The groove that was just getting started at the end of Disease fully manifests itself right after the composed section of Ghost. I should mention that about 18:20 and 18:45 into Ghost, Trey plays a few licks that are very reminiscent of his part in Fuego, a song that the audience wouldn’t be aware of until 6 months later.
Early in the Ghost jam, Trey and Mike are weaving entangled melodies while Fishman drives the beat and Page adds color and texture. At about 21:20, Page switches over to his organ, and when Trey begins to mimic Page’s staccato playing, things get seriously funky.
Towards the end of Ghost, the band shifts into a soft major drone, with Mike’s submarine bass lines bubbling through the surface.
To this point, Disease has sent us floating away and landing in a minor groove which Ghost expands on, igniting a 20,000 person dance party in the park. But we still haven’t received the big payoff. Enter the Red Red Worm.
There is no slow build here. The lyrics come in less than a minute into Piper, and the band is suddenly dashing off into an energetic groove. Trey comes out of the gate with beautiful melodic leads that are more reminiscent of 1999 and 2000 Pipers than versions in recent history.
This is some of my favorite playing of the summer. Check out 29:10-29:20 for some gorgeous guitar work. At 30:15, Page and Trey fleetingly connect telekinetically on a chord change in the way only they can. Check out 8:00-8:10 in the previous night’s Carini for another example of Page and Trey connecting in this exact same way (Timing reflects the file on Phishtracks.com). With Phish, it’s often the most subtle things that are the most awe-inspiring.
The band keeps pushing this Piper, whipping the crowd into a frenzy with incendiary guitar licks and pounding drums during the climax at 32:20-33:00.
The denouement is led by the Chairman of the Boards on piano, winding down these first 35 minutes of the set by delicately sliding the band into a perfectly placed Wading in the Velvet Sea.
Disease>Ghost>Piper is the meat and potatoes of the show, but the rest of the set is no slouch, either. We got quintessential Phish hijinks in the Antelope/Meatstick mashup, and the summer’s first You Enjoy Myself.
After the show, everyone hugged and high-fived their friends in celebration of the weekend’s festivities and in anticipation of the summer tour ahead of us. SPAC was when 2013 Phish started to be 2013 Phish.
From Jackson Richards:
Jackson Richards lives a double life in NYC as both a data analyst and digital media researcher, and as the drummer in The Schooley Mountain Band, an NYC-based rock/blues/psychedelic band. You can check out their music here.
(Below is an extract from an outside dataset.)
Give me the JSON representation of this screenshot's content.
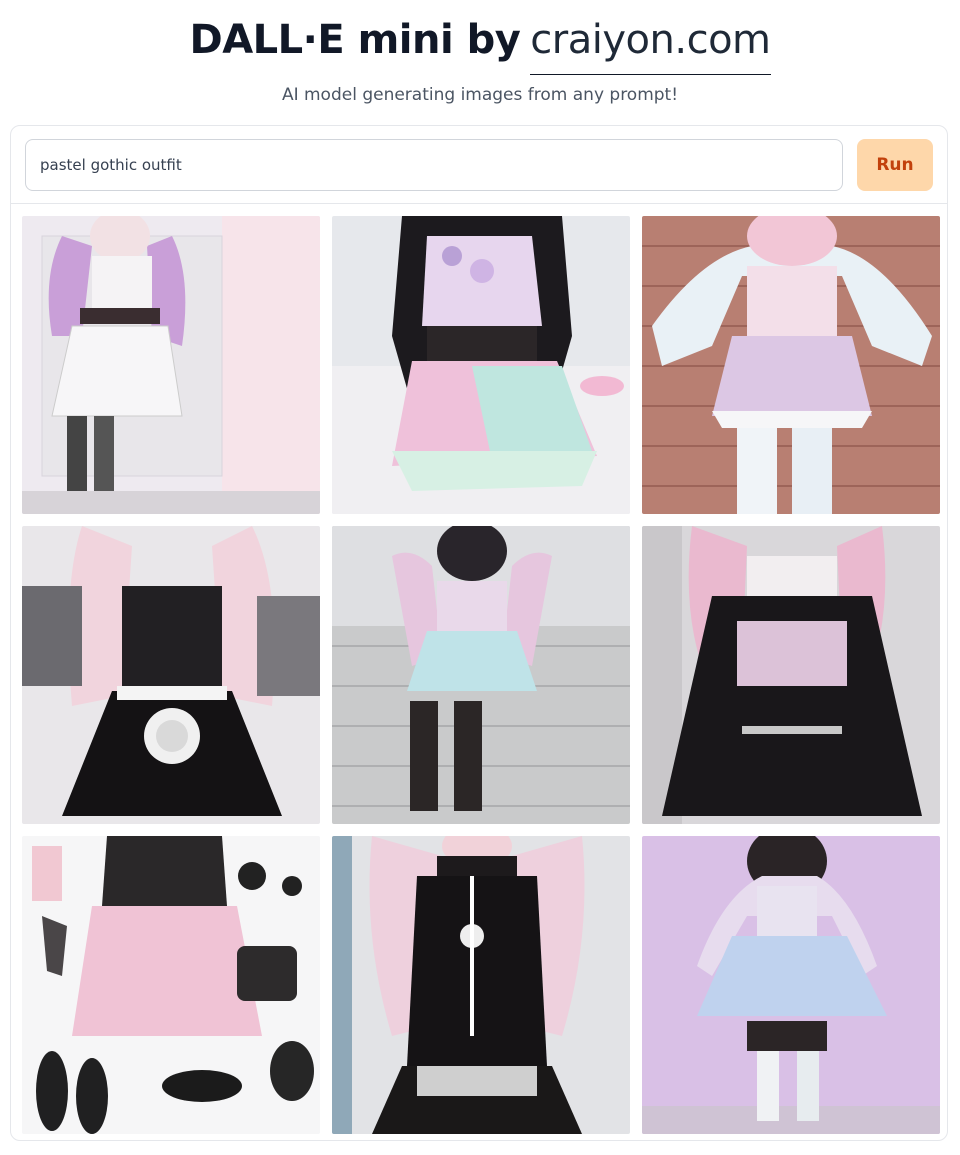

He’s been hooked on Phish ever since his favorite camp counselor gave him a cassette of Red Rocks ’93.
Jackson actively tweets from @GladGladGlide frequently about all things Phish, and from @SmokeyJacks about other miscellaneous musings.
SmokeyJacks’s favorite Ghost: So hard to choose just one, but today I’ll go with 11/17/97. Boring answer. Incredible jam.
I barely know Jackson but what a great piece! Great job!